◆ WHAT THE EXERCISE ASKS:
Write every record out again exactly as given.

◆ DATASET CONTENT:
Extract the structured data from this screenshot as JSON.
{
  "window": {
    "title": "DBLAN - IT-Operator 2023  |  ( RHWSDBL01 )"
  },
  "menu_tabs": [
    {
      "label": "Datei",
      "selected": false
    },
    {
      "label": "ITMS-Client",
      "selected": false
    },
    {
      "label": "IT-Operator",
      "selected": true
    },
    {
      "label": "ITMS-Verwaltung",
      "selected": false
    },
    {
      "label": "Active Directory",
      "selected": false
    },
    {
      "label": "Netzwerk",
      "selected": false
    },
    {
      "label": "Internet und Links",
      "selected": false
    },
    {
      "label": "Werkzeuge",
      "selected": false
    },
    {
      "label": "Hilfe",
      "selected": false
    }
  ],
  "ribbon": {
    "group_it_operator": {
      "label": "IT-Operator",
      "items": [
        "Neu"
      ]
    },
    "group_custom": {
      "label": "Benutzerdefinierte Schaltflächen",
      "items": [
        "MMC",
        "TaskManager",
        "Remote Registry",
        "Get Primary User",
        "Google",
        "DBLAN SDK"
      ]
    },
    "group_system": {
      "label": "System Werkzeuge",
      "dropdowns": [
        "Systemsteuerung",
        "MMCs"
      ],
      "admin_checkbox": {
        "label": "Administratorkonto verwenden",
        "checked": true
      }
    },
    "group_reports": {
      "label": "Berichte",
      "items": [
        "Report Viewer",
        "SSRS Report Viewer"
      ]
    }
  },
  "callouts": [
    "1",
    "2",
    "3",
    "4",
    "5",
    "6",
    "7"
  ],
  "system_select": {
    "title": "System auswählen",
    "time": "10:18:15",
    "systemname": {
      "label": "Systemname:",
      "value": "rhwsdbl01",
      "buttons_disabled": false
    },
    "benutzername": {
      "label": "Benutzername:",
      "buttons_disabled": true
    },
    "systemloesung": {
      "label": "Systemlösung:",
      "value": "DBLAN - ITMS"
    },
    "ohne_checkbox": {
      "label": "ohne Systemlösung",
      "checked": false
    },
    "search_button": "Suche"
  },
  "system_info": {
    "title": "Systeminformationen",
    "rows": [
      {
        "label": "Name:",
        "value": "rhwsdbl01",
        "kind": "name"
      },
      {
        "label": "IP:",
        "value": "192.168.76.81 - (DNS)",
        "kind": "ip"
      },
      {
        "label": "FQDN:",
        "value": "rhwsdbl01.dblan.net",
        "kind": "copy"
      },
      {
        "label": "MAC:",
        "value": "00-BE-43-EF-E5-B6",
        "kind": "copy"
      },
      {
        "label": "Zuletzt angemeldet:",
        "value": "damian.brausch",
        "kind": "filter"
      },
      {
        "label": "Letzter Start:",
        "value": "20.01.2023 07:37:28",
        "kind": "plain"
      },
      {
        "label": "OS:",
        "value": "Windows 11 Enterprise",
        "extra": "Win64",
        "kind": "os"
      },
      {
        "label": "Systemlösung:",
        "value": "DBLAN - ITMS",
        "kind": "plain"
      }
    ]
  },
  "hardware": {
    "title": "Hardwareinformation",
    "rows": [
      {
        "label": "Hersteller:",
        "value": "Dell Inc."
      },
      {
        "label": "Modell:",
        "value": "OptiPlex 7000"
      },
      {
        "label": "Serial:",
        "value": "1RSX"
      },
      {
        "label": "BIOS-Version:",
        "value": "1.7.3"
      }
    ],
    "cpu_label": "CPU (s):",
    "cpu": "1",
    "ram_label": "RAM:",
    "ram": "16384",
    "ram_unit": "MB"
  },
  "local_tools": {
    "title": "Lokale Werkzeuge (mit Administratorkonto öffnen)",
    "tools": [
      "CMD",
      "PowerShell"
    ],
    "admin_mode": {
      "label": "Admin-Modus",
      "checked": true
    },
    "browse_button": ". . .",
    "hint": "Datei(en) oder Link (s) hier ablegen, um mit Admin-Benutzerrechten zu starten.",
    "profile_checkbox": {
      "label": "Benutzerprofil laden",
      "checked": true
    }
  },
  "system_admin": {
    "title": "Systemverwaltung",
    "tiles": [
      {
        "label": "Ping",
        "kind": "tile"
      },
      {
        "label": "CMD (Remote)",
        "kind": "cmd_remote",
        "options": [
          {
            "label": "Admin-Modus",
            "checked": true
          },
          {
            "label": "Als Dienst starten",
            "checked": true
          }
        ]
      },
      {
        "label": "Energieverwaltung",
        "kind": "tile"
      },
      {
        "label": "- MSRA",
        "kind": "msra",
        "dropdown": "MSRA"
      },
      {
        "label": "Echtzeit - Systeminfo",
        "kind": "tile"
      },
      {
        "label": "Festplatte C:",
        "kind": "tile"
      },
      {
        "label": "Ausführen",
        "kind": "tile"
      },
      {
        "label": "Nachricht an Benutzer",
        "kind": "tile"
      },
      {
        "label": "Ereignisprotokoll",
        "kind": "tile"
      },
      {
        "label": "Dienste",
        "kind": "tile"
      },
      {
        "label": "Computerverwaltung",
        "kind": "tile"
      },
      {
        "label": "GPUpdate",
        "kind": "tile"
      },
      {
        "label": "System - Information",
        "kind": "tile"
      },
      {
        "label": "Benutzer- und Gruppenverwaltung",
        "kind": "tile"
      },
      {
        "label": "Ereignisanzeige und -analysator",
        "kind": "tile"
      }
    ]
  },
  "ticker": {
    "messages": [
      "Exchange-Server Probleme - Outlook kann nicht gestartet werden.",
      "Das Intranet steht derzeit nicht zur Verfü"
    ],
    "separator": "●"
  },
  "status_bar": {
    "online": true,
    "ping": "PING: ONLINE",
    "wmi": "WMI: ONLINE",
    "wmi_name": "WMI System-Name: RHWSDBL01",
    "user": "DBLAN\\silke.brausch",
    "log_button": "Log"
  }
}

◆ TASK SOLUTION:
Extract the structured data from this screenshot as JSON.
{
  "window": {
    "title": "DBLAN - IT-Operator 2023  |  ( RHWSDBL01 )"
  },
  "menu_tabs": [
    {
      "label": "Datei",
      "selected": false
    },
    {
      "label": "ITMS-Client",
      "selected": false
    },
    {
      "label": "IT-Operator",
      "selected": true
    },
    {
      "label": "ITMS-Verwaltung",
      "selected": false
    },
    {
      "label": "Active Directory",
      "selected": false
    },
    {
      "label": "Netzwerk",
      "selected": false
    },
    {
      "label": "Internet und Links",
      "selected": false
    },
    {
      "label": "Werkzeuge",
      "selected": false
    },
    {
      "label": "Hilfe",
      "selected": false
    }
  ],
  "ribbon": {
    "group_it_operator": {
      "label": "IT-Operator",
      "items": [
        "Neu"
      ]
    },
    "group_custom": {
      "label": "Benutzerdefinierte Schaltflächen",
      "items": [
        "MMC",
        "TaskManager",
        "Remote Registry",
        "Get Primary User",
        "Google",
        "DBLAN SDK"
      ]
    },
    "group_system": {
      "label": "System Werkzeuge",
      "dropdowns": [
        "Systemsteuerung",
        "MMCs"
      ],
      "admin_checkbox": {
        "label": "Administratorkonto verwenden",
        "checked": true
      }
    },
    "group_reports": {
      "label": "Berichte",
      "items": [
        "Report Viewer",
        "SSRS Report Viewer"
      ]
    }
  },
  "callouts": [
    "1",
    "2",
    "3",
    "4",
    "5",
    "6",
    "7"
  ],
  "system_select": {
    "title": "System auswählen",
    "time": "10:18:15",
    "systemname": {
      "label": "Systemname:",
      "value": "rhwsdbl01",
      "buttons_disabled": false
    },
    "benutzername": {
      "label": "Benutzername:",
      "buttons_disabled": true
    },
    "systemloesung": {
      "label": "Systemlösung:",
      "value": "DBLAN - ITMS"
    },
    "ohne_checkbox": {
      "label": "ohne Systemlösung",
      "checked": false
    },
    "search_button": "Suche"
  },
  "system_info": {
    "title": "Systeminformationen",
    "rows": [
      {
        "label": "Name:",
        "value": "rhwsdbl01",
        "kind": "name"
      },
      {
        "label": "IP:",
        "value": "192.168.76.81 - (DNS)",
        "kind": "ip"
      },
      {
        "label": "FQDN:",
        "value": "rhwsdbl01.dblan.net",
        "kind": "copy"
      },
      {
        "label": "MAC:",
        "value": "00-BE-43-EF-E5-B6",
        "kind": "copy"
      },
      {
        "label": "Zuletzt angemeldet:",
        "value": "damian.brausch",
        "kind": "filter"
      },
      {
        "label": "Letzter Start:",
        "value": "20.01.2023 07:37:28",
        "kind": "plain"
      },
      {
        "label": "OS:",
        "value": "Windows 11 Enterprise",
        "extra": "Win64",
        "kind": "os"
      },
      {
        "label": "Systemlösung:",
        "value": "DBLAN - ITMS",
        "kind": "plain"
      }
    ]
  },
  "hardware": {
    "title": "Hardwareinformation",
    "rows": [
      {
        "label": "Hersteller:",
        "value": "Dell Inc."
      },
      {
        "label": "Modell:",
        "value": "OptiPlex 7000"
      },
      {
        "label": "Serial:",
        "value": "1RSX"
      },
      {
        "label": "BIOS-Version:",
        "value": "1.7.3"
      }
    ],
    "cpu_label": "CPU (s):",
    "cpu": "1",
    "ram_label": "RAM:",
    "ram": "16384",
    "ram_unit": "MB"
  },
  "local_tools": {
    "title": "Lokale Werkzeuge (mit Administratorkonto öffnen)",
    "tools": [
      "CMD",
      "PowerShell"
    ],
    "admin_mode": {
      "label": "Admin-Modus",
      "checked": true
    },
    "browse_button": ". . .",
    "hint": "Datei(en) oder Link (s) hier ablegen, um mit Admin-Benutzerrechten zu starten.",
    "profile_checkbox": {
      "label": "Benutzerprofil laden",
      "checked": true
    }
  },
  "system_admin": {
    "title": "Systemverwaltung",
    "tiles": [
      {
        "label": "Ping",
        "kind": "tile"
      },
      {
        "label": "CMD (Remote)",
        "kind": "cmd_remote",
        "options": [
          {
            "label": "Admin-Modus",
            "checked": true
          },
          {
            "label": "Als Dienst starten",
            "checked": true
          }
        ]
      },
      {
        "label": "Energieverwaltung",
        "kind": "tile"
      },
      {
        "label": "- MSRA",
        "kind": "msra",
        "dropdown": "MSRA"
      },
      {
        "label": "Echtzeit - Systeminfo",
        "kind": "tile"
      },
      {
        "label": "Festplatte C:",
        "kind": "tile"
      },
      {
        "label": "Ausführen",
        "kind": "tile"
      },
      {
        "label": "Nachricht an Benutzer",
        "kind": "tile"
      },
      {
        "label": "Ereignisprotokoll",
        "kind": "tile"
      },
      {
        "label": "Dienste",
        "kind": "tile"
      },
      {
        "label": "Computerverwaltung",
        "kind": "tile"
      },
      {
        "label": "GPUpdate",
        "kind": "tile"
      },
      {
        "label": "System - Information",
        "kind": "tile"
      },
      {
        "label": "Benutzer- und Gruppenverwaltung",
        "kind": "tile"
      },
      {
        "label": "Ereignisanzeige und -analysator",
        "kind": "tile"
      }
    ]
  },
  "ticker": {
    "messages": [
      "Exchange-Server Probleme - Outlook kann nicht gestartet werden.",
      "Das Intranet steht derzeit nicht zur Verfü"
    ],
    "separator": "●"
  },
  "status_bar": {
    "online": true,
    "ping": "PING: ONLINE",
    "wmi": "WMI: ONLINE",
    "wmi_name": "WMI System-Name: RHWSDBL01",
    "user": "DBLAN\\silke.brausch",
    "log_button": "Log"
  }
}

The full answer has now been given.